Classic-car buffs and motorcyclists alike shared in two events Sunday morning that Durangoans do best: having fun and raising money for worthy causes.
The mornings activities included a fundraising breakfast and a parade of classic cars and motorcycles, all starting from the Transit Center parking lot at Eight Street and Main Avenue.
The breakfast was for Building Homes for Heroes, which raises funds to help disabled veterans get their own homes designed for assisted living.
The program has built about 15 homes in four states in the relatively short time its been in existence, said Jon Sigillito, a Building Homes board member and owner of Durango Party Rentals. His company provided the tents and other amenities for the breakfast. The burritos were furnished by Durango Doughworks.
Sigillito said he got involved with Building Homes through a childhood friend, Andrew Pujol. According to the Building Homes website, after the terror attacks of Sept. 11,Pujol wanted to do something for disabled vets. He had worked with a similar group and decided to form his own.
He said that there are another 15 homes in the pipeline. In addition, the organization recently began a partnership with JP Morgan Chase to make use of homes in its inventory. These homes will be provided mortgage-free and modified as needed for the wounded veterans.
Sigillito also said Building Homes recently received a $400,000 grant from Advance Auto Parts and $250,000 from Home Depot.
This is the third year for the benefit breakfast, Sigillito said. The last two years drew about 225 people to the breakfast. This year may have seen somewhat fewer donors.
While Building Homes was hosting the breakfast, owners of classic and specialty cars started parking their vehicles in the First National Bank of Durango parking lot across the street from the Transit Center.
Among the cars on display were several 1960s Ford Mustangs, Thunderbirds of various vintages, old and new Corvettes, vehicles from the 1930s and 1940s, a classic Checker Yellow Cab with its New York City medallions and a number of other classics. About 30-plus cars were displayed there with owners willing to talk about their pride and joy.
At the same time, motorcyclists started collecting in the Transit Center lot. By the time the parade started at 11 a.m., there were an estimated 300 to 400 bikes, according to one Durango police officer. The bikes included classic and late models. Among the classics were the ubiquitous Harley-Davidsons, as well as an almost antique Cushman motor scooter and a restored Indian motorcycle.
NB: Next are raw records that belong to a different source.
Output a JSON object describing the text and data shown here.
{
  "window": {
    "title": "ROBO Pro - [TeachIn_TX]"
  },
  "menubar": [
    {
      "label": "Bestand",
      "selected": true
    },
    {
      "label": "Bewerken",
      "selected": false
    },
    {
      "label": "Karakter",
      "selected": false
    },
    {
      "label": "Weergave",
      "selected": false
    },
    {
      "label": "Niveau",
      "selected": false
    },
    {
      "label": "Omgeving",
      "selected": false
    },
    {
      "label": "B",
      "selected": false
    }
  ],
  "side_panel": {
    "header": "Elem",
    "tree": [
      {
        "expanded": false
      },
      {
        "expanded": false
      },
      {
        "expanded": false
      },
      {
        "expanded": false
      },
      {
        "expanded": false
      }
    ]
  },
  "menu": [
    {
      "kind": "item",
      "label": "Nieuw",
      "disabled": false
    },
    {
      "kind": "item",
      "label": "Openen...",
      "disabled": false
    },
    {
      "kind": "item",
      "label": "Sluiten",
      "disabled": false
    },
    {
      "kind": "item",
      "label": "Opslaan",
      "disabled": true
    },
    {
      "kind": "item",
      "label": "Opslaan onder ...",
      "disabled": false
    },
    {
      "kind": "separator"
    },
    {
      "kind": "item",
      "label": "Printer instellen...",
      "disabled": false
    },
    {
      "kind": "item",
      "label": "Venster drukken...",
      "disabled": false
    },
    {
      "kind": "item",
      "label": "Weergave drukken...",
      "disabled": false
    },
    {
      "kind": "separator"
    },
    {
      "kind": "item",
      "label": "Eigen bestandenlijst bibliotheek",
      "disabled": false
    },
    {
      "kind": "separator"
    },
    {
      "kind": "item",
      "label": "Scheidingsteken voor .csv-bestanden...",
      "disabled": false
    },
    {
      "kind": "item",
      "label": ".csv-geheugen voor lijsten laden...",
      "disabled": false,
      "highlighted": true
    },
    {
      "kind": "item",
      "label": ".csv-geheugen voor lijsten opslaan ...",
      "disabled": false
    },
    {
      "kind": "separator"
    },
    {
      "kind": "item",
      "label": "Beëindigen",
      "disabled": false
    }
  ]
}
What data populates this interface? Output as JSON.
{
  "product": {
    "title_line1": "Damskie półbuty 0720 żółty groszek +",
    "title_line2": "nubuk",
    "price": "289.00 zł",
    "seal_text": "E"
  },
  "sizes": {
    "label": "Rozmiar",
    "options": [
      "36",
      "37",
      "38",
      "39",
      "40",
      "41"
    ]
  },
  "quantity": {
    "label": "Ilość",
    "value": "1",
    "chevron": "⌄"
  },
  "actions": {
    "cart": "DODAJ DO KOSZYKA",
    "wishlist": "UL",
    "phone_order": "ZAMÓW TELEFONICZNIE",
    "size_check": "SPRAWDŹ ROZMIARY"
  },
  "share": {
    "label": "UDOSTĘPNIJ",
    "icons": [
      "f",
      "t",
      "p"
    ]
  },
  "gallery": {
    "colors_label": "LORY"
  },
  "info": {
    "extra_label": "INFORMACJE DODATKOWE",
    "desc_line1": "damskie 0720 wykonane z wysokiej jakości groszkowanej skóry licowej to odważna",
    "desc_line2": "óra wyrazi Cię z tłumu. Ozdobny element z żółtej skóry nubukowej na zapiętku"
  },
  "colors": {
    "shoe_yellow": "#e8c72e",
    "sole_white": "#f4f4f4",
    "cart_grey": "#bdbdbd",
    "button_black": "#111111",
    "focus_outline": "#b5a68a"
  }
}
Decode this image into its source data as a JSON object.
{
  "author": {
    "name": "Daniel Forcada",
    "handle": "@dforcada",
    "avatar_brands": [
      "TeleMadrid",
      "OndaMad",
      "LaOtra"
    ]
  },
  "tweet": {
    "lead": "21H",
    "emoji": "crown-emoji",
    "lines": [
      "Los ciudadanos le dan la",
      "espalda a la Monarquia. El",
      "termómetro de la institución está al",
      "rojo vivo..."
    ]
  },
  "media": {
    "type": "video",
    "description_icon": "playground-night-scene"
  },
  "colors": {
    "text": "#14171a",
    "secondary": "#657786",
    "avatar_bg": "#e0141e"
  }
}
The parade was led by a Durango police motorcycle-patrol officer and an honor guard of a cadet corps, the San Juan Composite Squadron of the Civil Air Patrol. The classic and specialty cars went first, followed by another officer and the throng of motorcycles.